The expected output is each line below containing "amount", copied in full.

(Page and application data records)
↓↓↓
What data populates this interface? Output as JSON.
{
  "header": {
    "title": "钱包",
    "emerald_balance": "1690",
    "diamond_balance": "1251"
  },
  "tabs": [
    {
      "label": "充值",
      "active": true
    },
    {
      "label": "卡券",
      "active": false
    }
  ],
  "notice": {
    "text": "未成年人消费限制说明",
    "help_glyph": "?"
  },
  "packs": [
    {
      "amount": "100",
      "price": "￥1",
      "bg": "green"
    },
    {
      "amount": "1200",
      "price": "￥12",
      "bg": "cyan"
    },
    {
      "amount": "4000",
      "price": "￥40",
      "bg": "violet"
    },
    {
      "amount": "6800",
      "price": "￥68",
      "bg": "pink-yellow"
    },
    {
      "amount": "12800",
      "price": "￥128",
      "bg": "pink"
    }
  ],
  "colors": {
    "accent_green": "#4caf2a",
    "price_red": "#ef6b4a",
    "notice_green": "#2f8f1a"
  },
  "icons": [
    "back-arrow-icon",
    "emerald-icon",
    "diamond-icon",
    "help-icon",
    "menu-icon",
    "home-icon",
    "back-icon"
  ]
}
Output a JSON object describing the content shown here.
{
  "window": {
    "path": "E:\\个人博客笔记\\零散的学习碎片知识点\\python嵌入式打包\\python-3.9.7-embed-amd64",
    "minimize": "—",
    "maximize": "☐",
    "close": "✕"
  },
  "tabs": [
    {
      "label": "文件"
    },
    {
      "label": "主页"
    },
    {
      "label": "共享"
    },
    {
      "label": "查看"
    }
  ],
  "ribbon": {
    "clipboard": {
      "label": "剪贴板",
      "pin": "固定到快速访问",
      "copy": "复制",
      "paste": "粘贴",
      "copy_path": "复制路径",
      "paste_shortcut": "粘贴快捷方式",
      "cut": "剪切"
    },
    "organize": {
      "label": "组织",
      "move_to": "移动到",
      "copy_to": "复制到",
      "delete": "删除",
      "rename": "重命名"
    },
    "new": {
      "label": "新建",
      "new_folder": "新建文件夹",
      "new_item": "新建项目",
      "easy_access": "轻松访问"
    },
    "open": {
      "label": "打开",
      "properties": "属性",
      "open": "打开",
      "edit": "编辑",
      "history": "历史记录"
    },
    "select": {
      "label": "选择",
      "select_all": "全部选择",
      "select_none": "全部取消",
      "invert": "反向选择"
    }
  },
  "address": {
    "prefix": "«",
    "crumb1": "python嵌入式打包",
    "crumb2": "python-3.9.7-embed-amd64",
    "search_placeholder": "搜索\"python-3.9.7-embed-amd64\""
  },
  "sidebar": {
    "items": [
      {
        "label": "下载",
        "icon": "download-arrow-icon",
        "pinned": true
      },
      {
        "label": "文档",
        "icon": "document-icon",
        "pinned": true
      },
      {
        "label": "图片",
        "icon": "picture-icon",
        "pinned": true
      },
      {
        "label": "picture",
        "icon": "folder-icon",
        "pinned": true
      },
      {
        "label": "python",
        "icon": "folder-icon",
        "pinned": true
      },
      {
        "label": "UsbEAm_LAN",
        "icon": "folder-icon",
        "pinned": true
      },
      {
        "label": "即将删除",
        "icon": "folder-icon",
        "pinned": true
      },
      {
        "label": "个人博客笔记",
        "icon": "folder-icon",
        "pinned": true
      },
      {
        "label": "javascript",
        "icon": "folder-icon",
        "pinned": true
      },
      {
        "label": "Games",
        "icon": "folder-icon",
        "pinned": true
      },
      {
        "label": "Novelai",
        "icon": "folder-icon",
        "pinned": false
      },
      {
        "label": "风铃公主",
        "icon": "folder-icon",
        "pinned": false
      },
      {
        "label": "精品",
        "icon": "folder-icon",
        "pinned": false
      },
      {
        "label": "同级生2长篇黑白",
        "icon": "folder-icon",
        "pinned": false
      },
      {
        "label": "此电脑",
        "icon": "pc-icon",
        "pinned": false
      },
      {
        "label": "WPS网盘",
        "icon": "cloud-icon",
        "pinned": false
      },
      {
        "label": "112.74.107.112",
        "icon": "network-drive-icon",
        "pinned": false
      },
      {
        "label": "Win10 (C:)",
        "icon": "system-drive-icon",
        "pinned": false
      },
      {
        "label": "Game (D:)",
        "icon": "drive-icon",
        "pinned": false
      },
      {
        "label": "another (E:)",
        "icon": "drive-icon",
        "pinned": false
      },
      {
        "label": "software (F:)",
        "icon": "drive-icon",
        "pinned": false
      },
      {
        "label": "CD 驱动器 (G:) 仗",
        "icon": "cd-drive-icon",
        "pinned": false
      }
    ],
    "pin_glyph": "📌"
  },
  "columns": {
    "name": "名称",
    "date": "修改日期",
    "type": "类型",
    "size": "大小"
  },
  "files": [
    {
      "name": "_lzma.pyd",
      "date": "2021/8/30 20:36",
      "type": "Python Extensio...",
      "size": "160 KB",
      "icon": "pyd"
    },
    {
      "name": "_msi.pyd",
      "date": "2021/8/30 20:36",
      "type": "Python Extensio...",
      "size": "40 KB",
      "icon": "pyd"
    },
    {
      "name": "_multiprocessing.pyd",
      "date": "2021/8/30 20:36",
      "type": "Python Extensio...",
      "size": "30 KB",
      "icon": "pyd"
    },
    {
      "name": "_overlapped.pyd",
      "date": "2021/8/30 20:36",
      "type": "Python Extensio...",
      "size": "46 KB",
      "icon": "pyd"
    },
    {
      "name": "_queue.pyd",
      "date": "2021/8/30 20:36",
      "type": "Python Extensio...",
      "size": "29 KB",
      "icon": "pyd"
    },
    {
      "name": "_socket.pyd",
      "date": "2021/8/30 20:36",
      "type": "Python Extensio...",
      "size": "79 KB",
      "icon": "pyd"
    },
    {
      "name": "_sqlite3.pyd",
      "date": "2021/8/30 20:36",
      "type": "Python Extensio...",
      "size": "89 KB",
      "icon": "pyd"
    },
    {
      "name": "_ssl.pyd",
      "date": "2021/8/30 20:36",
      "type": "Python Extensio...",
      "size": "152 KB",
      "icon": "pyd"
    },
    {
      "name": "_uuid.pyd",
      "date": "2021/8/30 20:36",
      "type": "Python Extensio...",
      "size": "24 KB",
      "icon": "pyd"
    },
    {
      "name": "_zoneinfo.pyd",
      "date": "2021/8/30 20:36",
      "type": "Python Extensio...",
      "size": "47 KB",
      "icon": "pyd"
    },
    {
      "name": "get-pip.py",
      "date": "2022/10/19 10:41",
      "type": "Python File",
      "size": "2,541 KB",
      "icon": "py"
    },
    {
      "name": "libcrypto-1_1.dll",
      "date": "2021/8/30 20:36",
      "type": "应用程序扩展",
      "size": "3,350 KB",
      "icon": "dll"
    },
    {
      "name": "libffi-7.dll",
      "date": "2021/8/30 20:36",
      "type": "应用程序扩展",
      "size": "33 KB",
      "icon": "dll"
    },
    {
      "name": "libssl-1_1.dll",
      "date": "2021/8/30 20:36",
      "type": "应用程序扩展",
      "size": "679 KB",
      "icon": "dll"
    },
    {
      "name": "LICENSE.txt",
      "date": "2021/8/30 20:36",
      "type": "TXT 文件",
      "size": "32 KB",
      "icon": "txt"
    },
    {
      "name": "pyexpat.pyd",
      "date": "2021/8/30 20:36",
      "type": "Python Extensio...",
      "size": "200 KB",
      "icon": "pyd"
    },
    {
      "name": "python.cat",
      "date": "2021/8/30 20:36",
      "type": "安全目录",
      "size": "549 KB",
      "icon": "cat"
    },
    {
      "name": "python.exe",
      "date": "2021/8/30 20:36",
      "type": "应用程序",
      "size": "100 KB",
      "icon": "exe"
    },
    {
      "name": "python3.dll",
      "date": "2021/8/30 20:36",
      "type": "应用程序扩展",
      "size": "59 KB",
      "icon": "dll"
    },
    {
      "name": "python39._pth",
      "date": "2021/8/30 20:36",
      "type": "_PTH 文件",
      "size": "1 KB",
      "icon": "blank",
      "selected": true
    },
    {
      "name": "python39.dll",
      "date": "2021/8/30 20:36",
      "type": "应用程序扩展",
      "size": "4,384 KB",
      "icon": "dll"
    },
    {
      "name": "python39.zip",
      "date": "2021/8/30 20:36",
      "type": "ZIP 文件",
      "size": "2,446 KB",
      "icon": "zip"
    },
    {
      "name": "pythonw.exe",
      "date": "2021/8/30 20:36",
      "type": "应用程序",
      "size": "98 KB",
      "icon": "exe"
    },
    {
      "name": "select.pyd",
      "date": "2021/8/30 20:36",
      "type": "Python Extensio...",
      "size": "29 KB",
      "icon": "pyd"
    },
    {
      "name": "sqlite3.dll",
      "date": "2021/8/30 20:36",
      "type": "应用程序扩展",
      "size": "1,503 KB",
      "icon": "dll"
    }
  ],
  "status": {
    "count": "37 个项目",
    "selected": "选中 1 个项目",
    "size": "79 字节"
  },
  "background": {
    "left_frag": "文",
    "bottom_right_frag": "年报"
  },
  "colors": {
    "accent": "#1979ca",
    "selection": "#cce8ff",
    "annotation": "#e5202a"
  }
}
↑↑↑
### ANSWER SPACE
      "amount": "100",
      "amount": "1200",
      "amount": "4000",
      "amount": "6800",
      "amount": "12800",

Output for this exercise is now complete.